Environmental concerns have only become mainstream in the developed world’s political systems in the last 30 years or so, but many still claim that economic objectives are routinely given precedence over the environment. In the developing world, which is increasingly industrialising, the problem is becoming even more pressing.
Air pollution in the UK is cited as a contributing factor in a range of environmental and health problems, such as rising rates of childhood asthma, allergies and habitat loss, although its precise role is frequently vaguely defined.
Environmental group Friends of the Earth claimed that air pollution in London breached legal limits in April 2011, despite commitments by both the UK Government and the London Mayor to bring it under control to avoid huge EU fines.
Outdoor air pollution causes an estimated 40,000 deaths in the UK every year. Exposure to outdoor air pollution is estimated to lead to a loss of 15 minutes of life expectancy each day. In addition to the health implications, air pollution has a significant impact on business and our health services. In the UK, these costs add up to more than £20 billion every year. [Source – Royal College of Physicians Briefing Paper. 2017]

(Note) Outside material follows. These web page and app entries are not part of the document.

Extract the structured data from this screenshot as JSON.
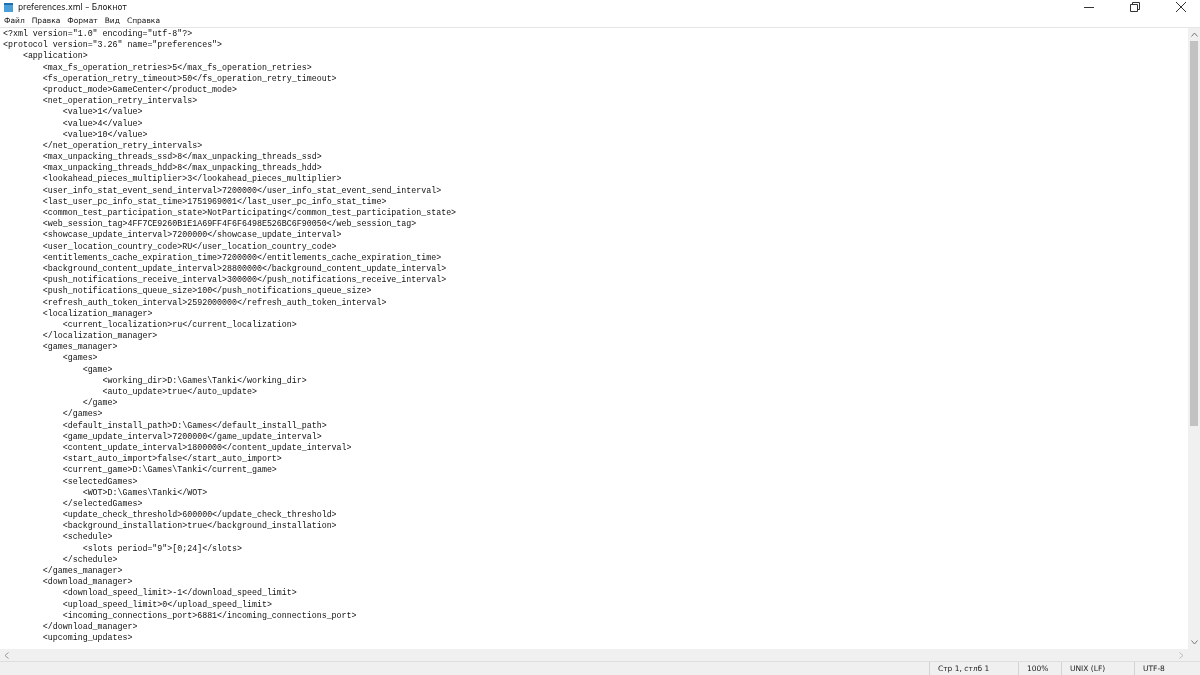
{
  "window": {
    "title": "preferences.xml – Блокнот"
  },
  "menu": [
    "Файл",
    "Правка",
    "Формат",
    "Вид",
    "Справка"
  ],
  "lines": [
    "<?xml version=\"1.0\" encoding=\"utf-8\"?>",
    "<protocol version=\"3.26\" name=\"preferences\">",
    "    <application>",
    "        <max_fs_operation_retries>5</max_fs_operation_retries>",
    "        <fs_operation_retry_timeout>50</fs_operation_retry_timeout>",
    "        <product_mode>GameCenter</product_mode>",
    "        <net_operation_retry_intervals>",
    "            <value>1</value>",
    "            <value>4</value>",
    "            <value>10</value>",
    "        </net_operation_retry_intervals>",
    "        <max_unpacking_threads_ssd>8</max_unpacking_threads_ssd>",
    "        <max_unpacking_threads_hdd>8</max_unpacking_threads_hdd>",
    "        <lookahead_pieces_multiplier>3</lookahead_pieces_multiplier>",
    "        <user_info_stat_event_send_interval>7200000</user_info_stat_event_send_interval>",
    "        <last_user_pc_info_stat_time>1751969001</last_user_pc_info_stat_time>",
    "        <common_test_participation_state>NotParticipating</common_test_participation_state>",
    "        <web_session_tag>4FF7CE9260B1E1A69FF4F6F6498E526BC6F90050</web_session_tag>",
    "        <showcase_update_interval>7200000</showcase_update_interval>",
    "        <user_location_country_code>RU</user_location_country_code>",
    "        <entitlements_cache_expiration_time>7200000</entitlements_cache_expiration_time>",
    "        <background_content_update_interval>28800000</background_content_update_interval>",
    "        <push_notifications_receive_interval>300000</push_notifications_receive_interval>",
    "        <push_notifications_queue_size>100</push_notifications_queue_size>",
    "        <refresh_auth_token_interval>2592000000</refresh_auth_token_interval>",
    "        <localization_manager>",
    "            <current_localization>ru</current_localization>",
    "        </localization_manager>",
    "        <games_manager>",
    "            <games>",
    "                <game>",
    "                    <working_dir>D:\\Games\\Tanki</working_dir>",
    "                    <auto_update>true</auto_update>",
    "                </game>",
    "            </games>",
    "            <default_install_path>D:\\Games</default_install_path>",
    "            <game_update_interval>7200000</game_update_interval>",
    "            <content_update_interval>1800000</content_update_interval>",
    "            <start_auto_import>false</start_auto_import>",
    "            <current_game>D:\\Games\\Tanki</current_game>",
    "            <selectedGames>",
    "                <WOT>D:\\Games\\Tanki</WOT>",
    "            </selectedGames>",
    "            <update_check_threshold>600000</update_check_threshold>",
    "            <background_installation>true</background_installation>",
    "            <schedule>",
    "                <slots period=\"9\">[0;24]</slots>",
    "            </schedule>",
    "        </games_manager>",
    "        <download_manager>",
    "            <download_speed_limit>-1</download_speed_limit>",
    "            <upload_speed_limit>0</upload_speed_limit>",
    "            <incoming_connections_port>6881</incoming_connections_port>",
    "        </download_manager>",
    "        <upcoming_updates>"
  ],
  "status_bar": {
    "position": "Стр 1, стлб 1",
    "zoom": "100%",
    "line_ending": "UNIX (LF)",
    "encoding": "UTF-8"
  }
}
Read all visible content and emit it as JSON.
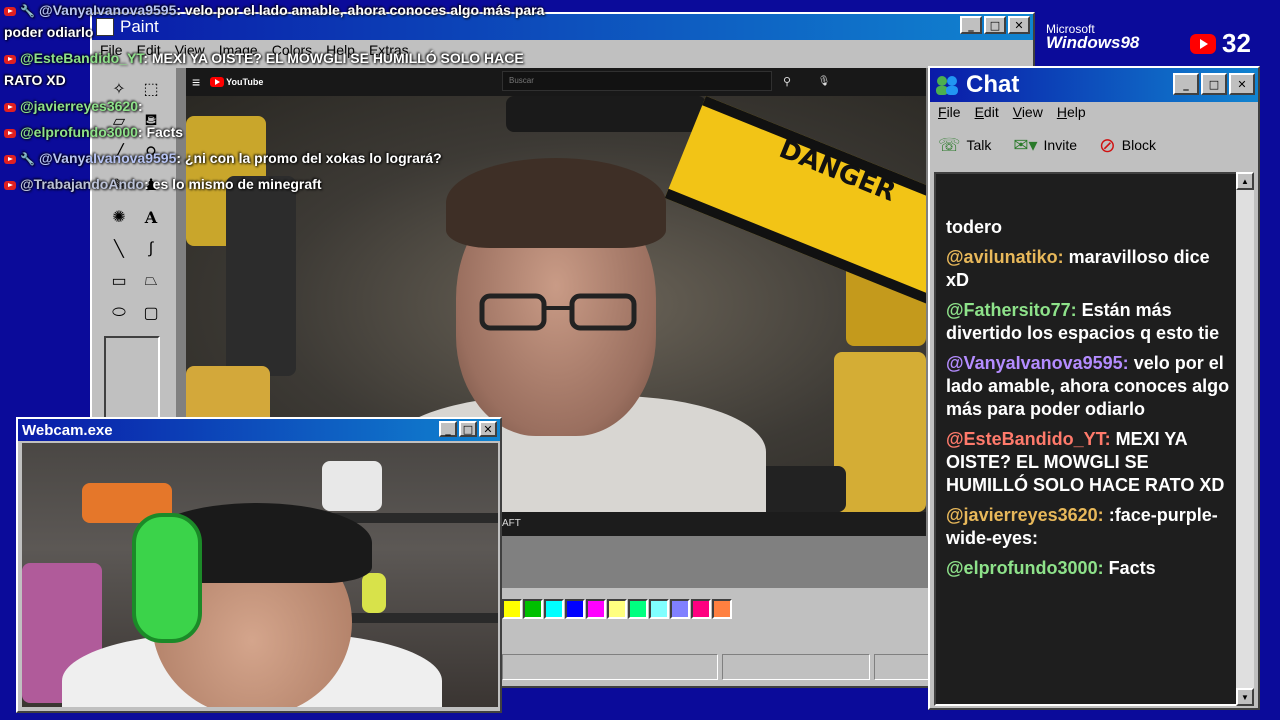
{
  "overlay": {
    "lines": [
      {
        "user": "@VanyaIvanova9595",
        "text": ": velo por el lado amable, ahora conoces algo más para"
      },
      {
        "cont": "poder odiarlo"
      },
      {
        "user": "@EsteBandido_YT",
        "text": ": MEXI YA OISTE? EL MOWGLI SE HUMILLÓ SOLO HACE"
      },
      {
        "cont": "RATO XD"
      },
      {
        "user": "@javierreyes3620",
        "text": ":"
      },
      {
        "user": "@elprofundo3000",
        "text": ": Facts"
      },
      {
        "user": "@VanyaIvanova9595",
        "text": ": ¿ni con la promo del xokas lo logrará?"
      },
      {
        "user": "@TrabajandoAndo",
        "text": ": es lo mismo de minegraft"
      }
    ]
  },
  "paint": {
    "title": "Paint",
    "menu": [
      "File",
      "Edit",
      "View",
      "Image",
      "Colors",
      "Help",
      "Extras"
    ],
    "palette": [
      "#ffff00",
      "#00c000",
      "#00ffff",
      "#0000ff",
      "#ff00ff",
      "#ffff80",
      "#00ff80",
      "#80ffff",
      "#8080ff",
      "#ff0080",
      "#ff8040"
    ]
  },
  "video": {
    "brand": "YouTube",
    "search_placeholder": "Buscar",
    "danger": "DANGER",
    "caption_fragment": "AFT"
  },
  "desktop": {
    "ms_label": "Microsoft",
    "windows_label": "Windows98",
    "viewer_count": "32"
  },
  "chat": {
    "title": "Chat",
    "menu": [
      "File",
      "Edit",
      "View",
      "Help"
    ],
    "tools": {
      "talk": "Talk",
      "invite": "Invite",
      "block": "Block"
    },
    "messages": [
      {
        "user": "",
        "text": "todero",
        "color": "#ffffff"
      },
      {
        "user": "@avilunatiko:",
        "text": "maravilloso dice xD",
        "color": "#e8b85a"
      },
      {
        "user": "@Fathersito77:",
        "text": "Están más divertido los espacios q esto tie",
        "color": "#8ee28a"
      },
      {
        "user": "@VanyaIvanova9595:",
        "text": "velo por el lado amable, ahora conoces algo más para poder odiarlo",
        "color": "#b48cff"
      },
      {
        "user": "@EsteBandido_YT:",
        "text": "MEXI YA OISTE? EL MOWGLI SE HUMILLÓ SOLO HACE RATO XD",
        "color": "#ff7a6b"
      },
      {
        "user": "@javierreyes3620:",
        "text": ":face-purple-wide-eyes:",
        "color": "#e8b85a"
      },
      {
        "user": "@elprofundo3000:",
        "text": "Facts",
        "color": "#8ee28a"
      }
    ]
  },
  "webcam": {
    "title": "Webcam.exe"
  }
}
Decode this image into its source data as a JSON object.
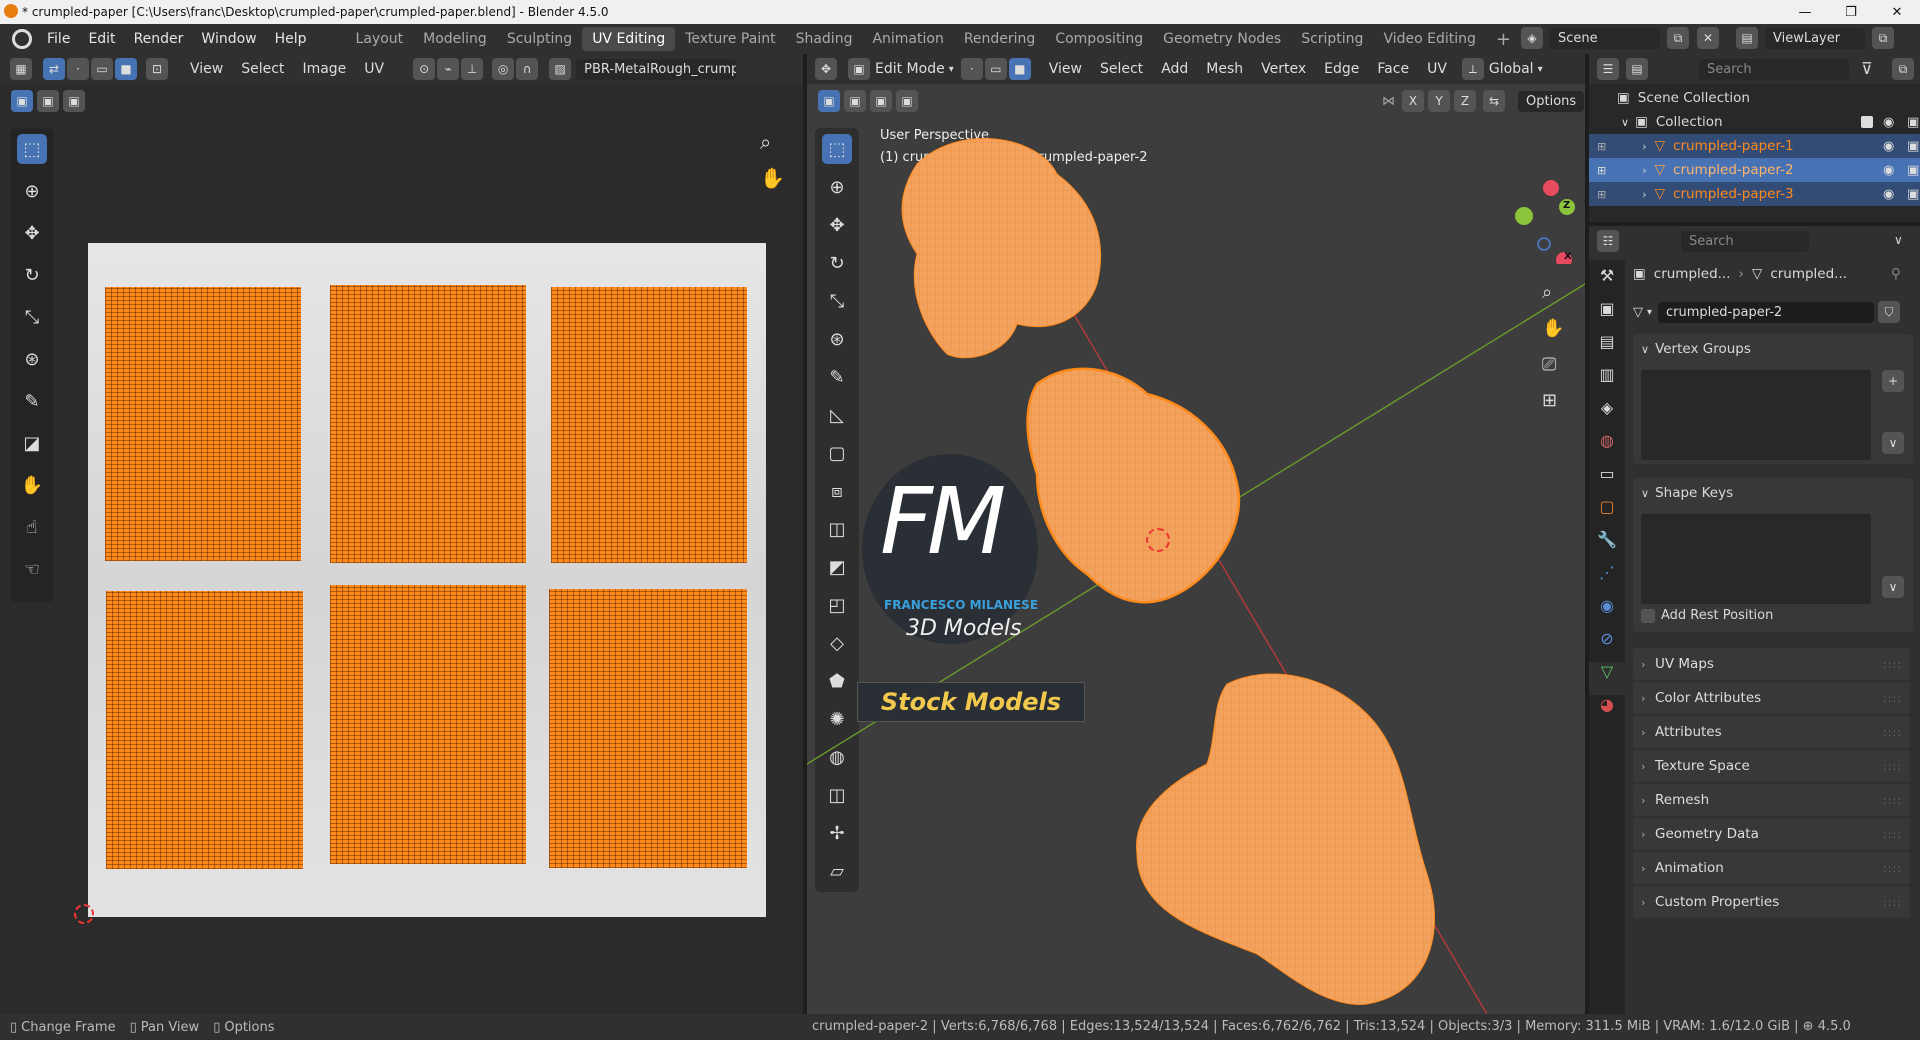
{
  "window": {
    "title": "* crumpled-paper [C:\\Users\\franc\\Desktop\\crumpled-paper\\crumpled-paper.blend] - Blender 4.5.0",
    "controls": [
      "—",
      "❐",
      "✕"
    ]
  },
  "menu": [
    "File",
    "Edit",
    "Render",
    "Window",
    "Help"
  ],
  "workspaces": [
    "Layout",
    "Modeling",
    "Sculpting",
    "UV Editing",
    "Texture Paint",
    "Shading",
    "Animation",
    "Rendering",
    "Compositing",
    "Geometry Nodes",
    "Scripting",
    "Video Editing"
  ],
  "active_workspace": "UV Editing",
  "scene": {
    "name": "Scene",
    "view_layer": "ViewLayer"
  },
  "uv_editor": {
    "menus": [
      "View",
      "Select",
      "Image",
      "UV"
    ],
    "image_name": "PBR-MetalRough_crump"
  },
  "viewport": {
    "mode": "Edit Mode",
    "menus": [
      "View",
      "Select",
      "Add",
      "Mesh",
      "Vertex",
      "Edge",
      "Face",
      "UV"
    ],
    "orientation": "Global",
    "options_label": "Options",
    "axis_toggles": [
      "X",
      "Y",
      "Z"
    ],
    "overlay_title": "User Perspective",
    "overlay_subtitle": "(1) crumpled-paper-2 | crumpled-paper-2",
    "gizmo_labels": [
      "Z",
      "Y",
      "X"
    ]
  },
  "watermark": {
    "logo": "FM",
    "name": "FRANCESCO MILANESE",
    "subtitle": "3D Models",
    "banner": "Stock Models"
  },
  "outliner": {
    "search_placeholder": "Search",
    "scene_collection": "Scene Collection",
    "collection": "Collection",
    "items": [
      "crumpled-paper-1",
      "crumpled-paper-2",
      "crumpled-paper-3"
    ]
  },
  "properties": {
    "search_placeholder": "Search",
    "breadcrumb_obj": "crumpled...",
    "breadcrumb_mesh": "crumpled...",
    "mesh_name": "crumpled-paper-2",
    "vertex_groups": "Vertex Groups",
    "shape_keys": "Shape Keys",
    "add_rest_position": "Add Rest Position",
    "panels": [
      "UV Maps",
      "Color Attributes",
      "Attributes",
      "Texture Space",
      "Remesh",
      "Geometry Data",
      "Animation",
      "Custom Properties"
    ]
  },
  "status": {
    "left": [
      "Change Frame",
      "Pan View",
      "Options"
    ],
    "object": "crumpled-paper-2",
    "verts": "Verts:6,768/6,768",
    "edges": "Edges:13,524/13,524",
    "faces": "Faces:6,762/6,762",
    "tris": "Tris:13,524",
    "objects": "Objects:3/3",
    "memory": "Memory: 311.5 MiB",
    "vram": "VRAM: 1.6/12.0 GiB",
    "version": "4.5.0"
  },
  "colors": {
    "accent": "#4772b3",
    "selection": "#ff8a1c",
    "mesh_orange": "#f3a25e",
    "bg_dark": "#303030",
    "viewport_bg": "#3d3d3d"
  }
}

Domestic combustion using wood as a fuel accounted for 38% of primary emissions of particulate matter 2.5 in 2019. There is an increasing trend in emissions from this source; annual emissions from domestic wood burning have more-than doubled since 2003. Burning of solid fuels for manufacturing and construction was also a main source of particulate matter emissions (18 per cent in 2019). [Source – National Statistics – Emissions of air pollutants in the UK – 2021]
Road transport activity is a significant source of emissions of nitrogen oxides, and to a lesser extent particulate matter. Road transport accounted for 33% of emissions of nitrogen oxides in 2019, with a further 14% attributable to other forms of transport (aviation, rail, and shipping). [Source – National Statistics – Emissions of air pollutants in the UK – 2021]
Levels and trends in emissions of ammonia are largely driven by activity in the agriculture sector, primarily linked to herd sizes and the extent of fertiliser spreading. This sector accounted for 88 per cent of emissions of ammonia in 2019. [Source – National Statistics – Emissions of air pollutants in the UK – 2021]
Energy production and transformation were still significant sources of emissions of sulphur dioxide and nitrogen oxides in 2019 (23% and 18% of each pollutant respectively). [Source – National Statistics – Emissions of air pollutants in the UK – 2021]
“Air pollution in the UK has declined significantly over recent decades through measures to reduce pollution from transport, industrial and domestic sources. However, the rate of reduction is now levelling off for some key pollutants such as oxides of nitrogen.” – Defra – 2011
“It’s outrageous that London is choking on air so dirty it’s illegal – air pollution contributes to thousands of premature deaths every year in the capital, particularly affecting some of its most disadvantaged people” – Friends of the Earth London Campaigner, Jenny Bates – April 2011
“Exposure to outdoor air pollution is associated with lifelong health implications, including: effects on foetal development (particularly in relation to lung and kidney development), and increases in heart attacks and strokes for those in later life. Air pollution is also linked to asthma, diabetes, dementia, obesity and cancer”. Royal College of Physicians Briefing Paper. 2017